— Directions for this task —
For this exercise, print all of the data exactly as given.

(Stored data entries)

___

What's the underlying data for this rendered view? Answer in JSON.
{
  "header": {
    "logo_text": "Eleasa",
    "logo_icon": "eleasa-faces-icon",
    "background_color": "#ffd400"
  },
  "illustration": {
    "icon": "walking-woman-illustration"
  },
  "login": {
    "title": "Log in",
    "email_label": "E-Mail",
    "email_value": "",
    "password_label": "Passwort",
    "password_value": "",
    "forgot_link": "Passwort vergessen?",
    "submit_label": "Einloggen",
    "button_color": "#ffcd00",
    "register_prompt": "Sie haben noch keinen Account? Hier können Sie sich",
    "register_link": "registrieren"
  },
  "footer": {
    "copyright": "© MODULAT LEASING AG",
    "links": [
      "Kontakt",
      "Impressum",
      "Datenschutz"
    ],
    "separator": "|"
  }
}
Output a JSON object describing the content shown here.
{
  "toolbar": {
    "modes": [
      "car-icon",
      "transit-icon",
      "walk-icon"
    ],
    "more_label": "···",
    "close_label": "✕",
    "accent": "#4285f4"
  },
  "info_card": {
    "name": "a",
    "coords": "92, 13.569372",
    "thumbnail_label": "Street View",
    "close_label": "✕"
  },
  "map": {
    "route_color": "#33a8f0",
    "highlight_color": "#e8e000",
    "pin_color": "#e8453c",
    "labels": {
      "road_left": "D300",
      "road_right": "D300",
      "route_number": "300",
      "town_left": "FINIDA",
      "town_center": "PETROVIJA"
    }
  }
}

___

— Written response —
What's the underlying data for this rendered view? Answer in JSON.
{
  "header": {
    "logo_text": "Eleasa",
    "logo_icon": "eleasa-faces-icon",
    "background_color": "#ffd400"
  },
  "illustration": {
    "icon": "walking-woman-illustration"
  },
  "login": {
    "title": "Log in",
    "email_label": "E-Mail",
    "email_value": "",
    "password_label": "Passwort",
    "password_value": "",
    "forgot_link": "Passwort vergessen?",
    "submit_label": "Einloggen",
    "button_color": "#ffcd00",
    "register_prompt": "Sie haben noch keinen Account? Hier können Sie sich",
    "register_link": "registrieren"
  },
  "footer": {
    "copyright": "© MODULAT LEASING AG",
    "links": [
      "Kontakt",
      "Impressum",
      "Datenschutz"
    ],
    "separator": "|"
  }
}
Output a JSON object describing the content shown here.
{
  "toolbar": {
    "modes": [
      "car-icon",
      "transit-icon",
      "walk-icon"
    ],
    "more_label": "···",
    "close_label": "✕",
    "accent": "#4285f4"
  },
  "info_card": {
    "name": "a",
    "coords": "92, 13.569372",
    "thumbnail_label": "Street View",
    "close_label": "✕"
  },
  "map": {
    "route_color": "#33a8f0",
    "highlight_color": "#e8e000",
    "pin_color": "#e8453c",
    "labels": {
      "road_left": "D300",
      "road_right": "D300",
      "route_number": "300",
      "town_left": "FINIDA",
      "town_center": "PETROVIJA"
    }
  }
}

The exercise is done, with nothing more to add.